These books illustrate why PTSD is—as my former shrink once put it—the gift that keeps on giving: Nobody will be trustworthy, not entirely. Not when our parents and our governments, the very people who were supposed to protect us (or at least not cause us harm) are the ones who’ve thrown us in the midst of swinging fists and tracker jacker stings. How can we ever believe in anyone, even when we know (intellectually, at least) that we should? And if we can’t believe in anyone, why should we be anyone worth believing in? The Hunger Games trilogy gives an arrow-strike of a pulse to what Genet called “the irreducibility of terror.”. (The Nervous Breakdown, 3/12)This level of absolute failure of trust in authority makes Games more than a metaphor for Vietnam and/or school bullying. When I first heard about Hunger Games I instantly got mad that something could get so popular without me knowing about it beforehand, and also I thought it was a ripoff of Battle Royale. Now I'm okay with all that, because what the film's endurance test grind most reminded me of was Sydney Pollack's existential period pain-a-thon, They Shoot Horses Don't They? (1969, an earlier post on it here).
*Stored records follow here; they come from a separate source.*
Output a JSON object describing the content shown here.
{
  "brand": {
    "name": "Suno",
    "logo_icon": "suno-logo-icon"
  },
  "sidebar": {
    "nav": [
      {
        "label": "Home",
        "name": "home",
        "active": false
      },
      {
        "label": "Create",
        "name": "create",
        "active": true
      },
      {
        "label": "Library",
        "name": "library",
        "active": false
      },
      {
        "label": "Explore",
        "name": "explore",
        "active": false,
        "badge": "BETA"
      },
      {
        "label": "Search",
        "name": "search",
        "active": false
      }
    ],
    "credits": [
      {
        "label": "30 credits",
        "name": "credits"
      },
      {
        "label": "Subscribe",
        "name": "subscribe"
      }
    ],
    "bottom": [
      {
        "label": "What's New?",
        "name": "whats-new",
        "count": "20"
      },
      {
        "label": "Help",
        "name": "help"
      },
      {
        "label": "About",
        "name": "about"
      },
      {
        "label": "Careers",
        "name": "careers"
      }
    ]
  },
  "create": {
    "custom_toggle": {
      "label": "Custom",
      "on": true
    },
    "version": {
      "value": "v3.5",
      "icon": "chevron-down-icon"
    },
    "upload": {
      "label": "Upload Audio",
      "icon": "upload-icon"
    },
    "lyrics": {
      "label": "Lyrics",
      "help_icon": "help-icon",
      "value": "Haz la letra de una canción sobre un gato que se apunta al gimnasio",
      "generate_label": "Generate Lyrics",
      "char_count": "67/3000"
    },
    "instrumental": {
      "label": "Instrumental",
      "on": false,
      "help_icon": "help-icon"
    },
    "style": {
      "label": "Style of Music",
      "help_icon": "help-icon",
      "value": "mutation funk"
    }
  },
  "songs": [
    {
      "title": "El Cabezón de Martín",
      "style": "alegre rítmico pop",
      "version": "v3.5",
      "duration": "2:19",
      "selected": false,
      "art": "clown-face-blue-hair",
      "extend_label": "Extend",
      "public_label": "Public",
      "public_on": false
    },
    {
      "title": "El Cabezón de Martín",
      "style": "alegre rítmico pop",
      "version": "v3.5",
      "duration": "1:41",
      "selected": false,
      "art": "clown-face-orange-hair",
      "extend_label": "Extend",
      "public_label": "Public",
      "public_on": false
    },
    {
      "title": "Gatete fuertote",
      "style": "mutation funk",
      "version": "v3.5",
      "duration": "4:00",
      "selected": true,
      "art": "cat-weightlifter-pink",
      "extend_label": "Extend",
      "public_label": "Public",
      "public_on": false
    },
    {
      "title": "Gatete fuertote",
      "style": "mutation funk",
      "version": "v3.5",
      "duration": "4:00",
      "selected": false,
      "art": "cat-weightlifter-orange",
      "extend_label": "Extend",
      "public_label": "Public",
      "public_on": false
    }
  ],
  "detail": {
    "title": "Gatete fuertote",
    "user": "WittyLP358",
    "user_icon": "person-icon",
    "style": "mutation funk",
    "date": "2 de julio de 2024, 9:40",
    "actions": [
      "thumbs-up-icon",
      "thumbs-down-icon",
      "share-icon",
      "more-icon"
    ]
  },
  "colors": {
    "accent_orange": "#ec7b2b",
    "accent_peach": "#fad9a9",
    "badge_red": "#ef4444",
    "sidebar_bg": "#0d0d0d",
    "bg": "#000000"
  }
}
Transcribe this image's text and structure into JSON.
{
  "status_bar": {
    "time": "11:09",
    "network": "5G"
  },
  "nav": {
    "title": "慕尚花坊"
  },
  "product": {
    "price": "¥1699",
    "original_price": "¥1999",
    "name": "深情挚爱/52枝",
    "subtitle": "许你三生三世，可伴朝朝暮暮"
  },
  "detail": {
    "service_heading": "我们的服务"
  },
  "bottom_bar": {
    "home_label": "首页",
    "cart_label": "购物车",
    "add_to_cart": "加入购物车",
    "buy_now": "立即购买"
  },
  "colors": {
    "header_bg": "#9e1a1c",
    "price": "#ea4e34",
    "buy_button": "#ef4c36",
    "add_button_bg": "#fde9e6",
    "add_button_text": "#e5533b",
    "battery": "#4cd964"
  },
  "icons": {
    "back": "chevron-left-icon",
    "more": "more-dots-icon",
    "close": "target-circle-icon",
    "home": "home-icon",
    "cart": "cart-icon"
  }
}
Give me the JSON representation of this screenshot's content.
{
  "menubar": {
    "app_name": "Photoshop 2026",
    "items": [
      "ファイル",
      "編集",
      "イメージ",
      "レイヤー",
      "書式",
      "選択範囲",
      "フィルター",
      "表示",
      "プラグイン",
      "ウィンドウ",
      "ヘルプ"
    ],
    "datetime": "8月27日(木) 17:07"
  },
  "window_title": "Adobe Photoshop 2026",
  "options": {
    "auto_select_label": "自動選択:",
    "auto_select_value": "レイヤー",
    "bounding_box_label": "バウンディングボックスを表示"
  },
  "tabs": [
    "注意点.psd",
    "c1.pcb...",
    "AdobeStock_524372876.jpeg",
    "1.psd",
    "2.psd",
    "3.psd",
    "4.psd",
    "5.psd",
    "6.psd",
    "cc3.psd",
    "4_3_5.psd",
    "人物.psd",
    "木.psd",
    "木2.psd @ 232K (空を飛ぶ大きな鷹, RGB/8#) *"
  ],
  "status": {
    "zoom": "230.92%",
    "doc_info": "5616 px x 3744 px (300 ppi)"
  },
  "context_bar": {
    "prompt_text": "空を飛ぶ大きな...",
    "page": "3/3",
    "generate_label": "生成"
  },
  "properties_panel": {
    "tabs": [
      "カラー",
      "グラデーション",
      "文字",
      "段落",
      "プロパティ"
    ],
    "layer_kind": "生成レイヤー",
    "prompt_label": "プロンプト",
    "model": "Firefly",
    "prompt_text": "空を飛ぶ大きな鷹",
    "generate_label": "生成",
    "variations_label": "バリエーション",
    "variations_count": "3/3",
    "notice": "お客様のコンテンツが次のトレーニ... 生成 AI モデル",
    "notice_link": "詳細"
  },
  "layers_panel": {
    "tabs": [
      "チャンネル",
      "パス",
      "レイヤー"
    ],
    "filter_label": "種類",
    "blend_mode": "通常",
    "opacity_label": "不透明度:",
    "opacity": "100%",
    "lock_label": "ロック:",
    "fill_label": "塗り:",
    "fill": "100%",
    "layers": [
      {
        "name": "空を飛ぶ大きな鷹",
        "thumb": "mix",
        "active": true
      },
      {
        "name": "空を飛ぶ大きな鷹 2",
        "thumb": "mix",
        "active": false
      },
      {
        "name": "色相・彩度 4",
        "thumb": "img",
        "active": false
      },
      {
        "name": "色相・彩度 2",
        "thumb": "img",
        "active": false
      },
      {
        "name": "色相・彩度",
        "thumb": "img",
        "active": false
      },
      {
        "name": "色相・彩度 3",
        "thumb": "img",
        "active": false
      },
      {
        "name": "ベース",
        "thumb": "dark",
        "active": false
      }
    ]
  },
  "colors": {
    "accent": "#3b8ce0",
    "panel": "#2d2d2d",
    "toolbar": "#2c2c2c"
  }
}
Like Hunger Games, Horses involves average, starving, broke-ass poor citizens entering a grueling but possibly lucrative Depression-era dance competition as couples, two-by-two, as if upon a massive, hellish ark. The film records their signing-in, health check-ups, coaching, etc, before the competition begins, so by the time it starts we're already antsy for the inevitable pain-a-thon. As the cruel hours of the competition drag into weeks, sponsors are courted from amongst the gathered gawkers. In Games, Jennifer Lawrence feigns reciprocation for her less agile fellow entrant Josh Hutcherson because the rubes love a romance; in Horses, Jane Fonda and Michael Sarrazin--who barely met before signing up--get married right on the dance floor, even though at that point they no longer even like each other, just for presents from the rubes, pots and pans they can hock once the contest ends. In both films, after many torturous days and nights, the final survivors are so exhausted they're barely recognizable to themselves or us, and of course that's just what the ghoulish audience loves to gawk at... in both worlds. (2)
As in Hunger Games, Horses is keen on issues of food and starvation and the ample servings available to the participants vs. the starving cheap seat audience. Hunger's blue-haired (ugh) emcee (Stanley Tucci) compares poorly against Gig Young's award-winning performance as the 'caring' emcee of the dance marathon in Horses. Both films don't really end so much as drift away from us, carrying the sense our hero is just heading off into the next nerve-wracking scenario, and we're heading back to ours, already in progress.
In short, fellow kids, if you're looking for something cool and weird that will illustrate your own life anxiety in a profound and sexy way, something that fits the dog-eat-cat mentality of Hunger Games, Netflix the '69 Horses, and ponder the eerie similarity.... to your own cursed existence, in your own cursed country, and whether your TV is Gig Young or Stanley Tucci.
It makes no difference. Now dance.
(1) Groucho's famous telegram to Friar's Club: "PLEASE ACCEPT MY RESIGNATION. I DON'T WANT TO BELONG TO ANY CLUB THAT WILL ACCEPT PEOPLE LIKE ME AS A MEMBER".
2. Depression era dance competitions were eventually banned as inhumane - hey at least they were fed while they were there!